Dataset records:
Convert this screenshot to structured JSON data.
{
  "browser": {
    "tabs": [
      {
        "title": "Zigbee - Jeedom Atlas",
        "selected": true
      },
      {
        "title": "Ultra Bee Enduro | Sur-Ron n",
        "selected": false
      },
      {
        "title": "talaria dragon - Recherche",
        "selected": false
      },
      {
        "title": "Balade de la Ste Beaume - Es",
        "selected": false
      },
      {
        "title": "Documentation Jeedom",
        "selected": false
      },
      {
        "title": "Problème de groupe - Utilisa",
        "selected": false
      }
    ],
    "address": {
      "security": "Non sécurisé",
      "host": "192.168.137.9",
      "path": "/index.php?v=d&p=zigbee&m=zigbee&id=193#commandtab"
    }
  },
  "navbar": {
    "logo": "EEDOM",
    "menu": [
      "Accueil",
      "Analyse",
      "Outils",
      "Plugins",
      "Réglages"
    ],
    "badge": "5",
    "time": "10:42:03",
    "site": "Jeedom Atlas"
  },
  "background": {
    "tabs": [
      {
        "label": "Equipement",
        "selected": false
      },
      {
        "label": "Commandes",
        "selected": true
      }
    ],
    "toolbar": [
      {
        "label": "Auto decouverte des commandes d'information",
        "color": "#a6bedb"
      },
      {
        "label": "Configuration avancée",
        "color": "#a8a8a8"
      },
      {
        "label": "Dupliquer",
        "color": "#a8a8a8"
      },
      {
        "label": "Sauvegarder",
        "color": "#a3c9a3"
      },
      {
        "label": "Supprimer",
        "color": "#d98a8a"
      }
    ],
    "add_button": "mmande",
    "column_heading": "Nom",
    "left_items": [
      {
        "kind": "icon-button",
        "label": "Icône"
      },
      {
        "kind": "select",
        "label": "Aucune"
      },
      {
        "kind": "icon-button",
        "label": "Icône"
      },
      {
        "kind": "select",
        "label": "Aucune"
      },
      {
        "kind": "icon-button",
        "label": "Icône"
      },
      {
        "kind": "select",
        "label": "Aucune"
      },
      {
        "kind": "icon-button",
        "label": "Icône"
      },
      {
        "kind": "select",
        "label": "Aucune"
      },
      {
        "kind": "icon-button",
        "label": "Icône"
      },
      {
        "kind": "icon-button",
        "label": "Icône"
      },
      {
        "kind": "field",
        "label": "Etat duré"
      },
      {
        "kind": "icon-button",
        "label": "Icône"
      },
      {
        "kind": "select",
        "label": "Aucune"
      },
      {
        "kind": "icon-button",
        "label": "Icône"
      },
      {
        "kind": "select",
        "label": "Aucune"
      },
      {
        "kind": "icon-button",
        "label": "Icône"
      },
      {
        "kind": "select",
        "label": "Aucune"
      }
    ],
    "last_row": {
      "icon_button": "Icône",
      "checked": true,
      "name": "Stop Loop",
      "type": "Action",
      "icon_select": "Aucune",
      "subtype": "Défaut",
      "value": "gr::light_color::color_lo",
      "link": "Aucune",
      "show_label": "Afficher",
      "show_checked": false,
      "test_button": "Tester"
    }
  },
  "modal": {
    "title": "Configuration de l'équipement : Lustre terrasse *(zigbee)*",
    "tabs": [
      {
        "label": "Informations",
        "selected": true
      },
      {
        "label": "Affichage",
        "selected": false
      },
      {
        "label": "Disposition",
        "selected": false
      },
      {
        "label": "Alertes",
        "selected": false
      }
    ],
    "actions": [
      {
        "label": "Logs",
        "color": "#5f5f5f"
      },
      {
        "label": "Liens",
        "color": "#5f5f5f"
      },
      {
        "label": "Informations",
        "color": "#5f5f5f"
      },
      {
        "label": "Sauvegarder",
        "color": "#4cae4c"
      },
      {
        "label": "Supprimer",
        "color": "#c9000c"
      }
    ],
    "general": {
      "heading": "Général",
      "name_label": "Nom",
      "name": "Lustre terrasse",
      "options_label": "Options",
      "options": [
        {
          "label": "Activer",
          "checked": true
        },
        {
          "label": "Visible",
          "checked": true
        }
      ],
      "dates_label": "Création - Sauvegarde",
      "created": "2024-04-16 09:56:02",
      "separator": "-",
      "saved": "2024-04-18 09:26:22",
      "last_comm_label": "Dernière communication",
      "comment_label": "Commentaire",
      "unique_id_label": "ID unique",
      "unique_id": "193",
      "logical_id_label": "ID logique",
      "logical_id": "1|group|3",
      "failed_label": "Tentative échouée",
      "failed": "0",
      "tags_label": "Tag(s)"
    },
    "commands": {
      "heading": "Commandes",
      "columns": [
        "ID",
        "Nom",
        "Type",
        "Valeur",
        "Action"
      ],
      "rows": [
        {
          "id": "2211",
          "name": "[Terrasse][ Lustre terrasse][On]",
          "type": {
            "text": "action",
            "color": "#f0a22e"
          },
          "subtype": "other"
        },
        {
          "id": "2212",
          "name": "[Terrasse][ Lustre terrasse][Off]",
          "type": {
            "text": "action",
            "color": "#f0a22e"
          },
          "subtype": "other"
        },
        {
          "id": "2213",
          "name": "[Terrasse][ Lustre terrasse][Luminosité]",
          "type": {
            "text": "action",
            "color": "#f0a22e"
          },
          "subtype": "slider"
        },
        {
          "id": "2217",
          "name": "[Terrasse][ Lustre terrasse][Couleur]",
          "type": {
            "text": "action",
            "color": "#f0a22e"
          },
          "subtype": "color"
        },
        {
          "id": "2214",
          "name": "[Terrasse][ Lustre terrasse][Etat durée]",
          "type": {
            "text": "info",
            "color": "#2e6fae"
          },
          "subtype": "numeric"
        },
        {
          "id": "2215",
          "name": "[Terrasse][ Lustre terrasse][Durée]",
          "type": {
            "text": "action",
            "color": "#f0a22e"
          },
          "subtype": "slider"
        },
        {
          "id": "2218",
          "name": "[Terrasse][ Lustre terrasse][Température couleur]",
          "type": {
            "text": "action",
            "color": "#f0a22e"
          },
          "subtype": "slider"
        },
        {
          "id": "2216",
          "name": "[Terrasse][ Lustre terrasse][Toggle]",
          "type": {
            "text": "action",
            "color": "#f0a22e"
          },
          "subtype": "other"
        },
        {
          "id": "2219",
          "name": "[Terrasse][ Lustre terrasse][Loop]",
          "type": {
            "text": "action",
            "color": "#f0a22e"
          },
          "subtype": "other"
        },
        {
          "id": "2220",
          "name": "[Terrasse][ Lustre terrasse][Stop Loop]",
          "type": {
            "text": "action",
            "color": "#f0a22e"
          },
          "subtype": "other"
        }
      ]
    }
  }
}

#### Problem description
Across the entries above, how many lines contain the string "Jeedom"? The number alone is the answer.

#### Task output
3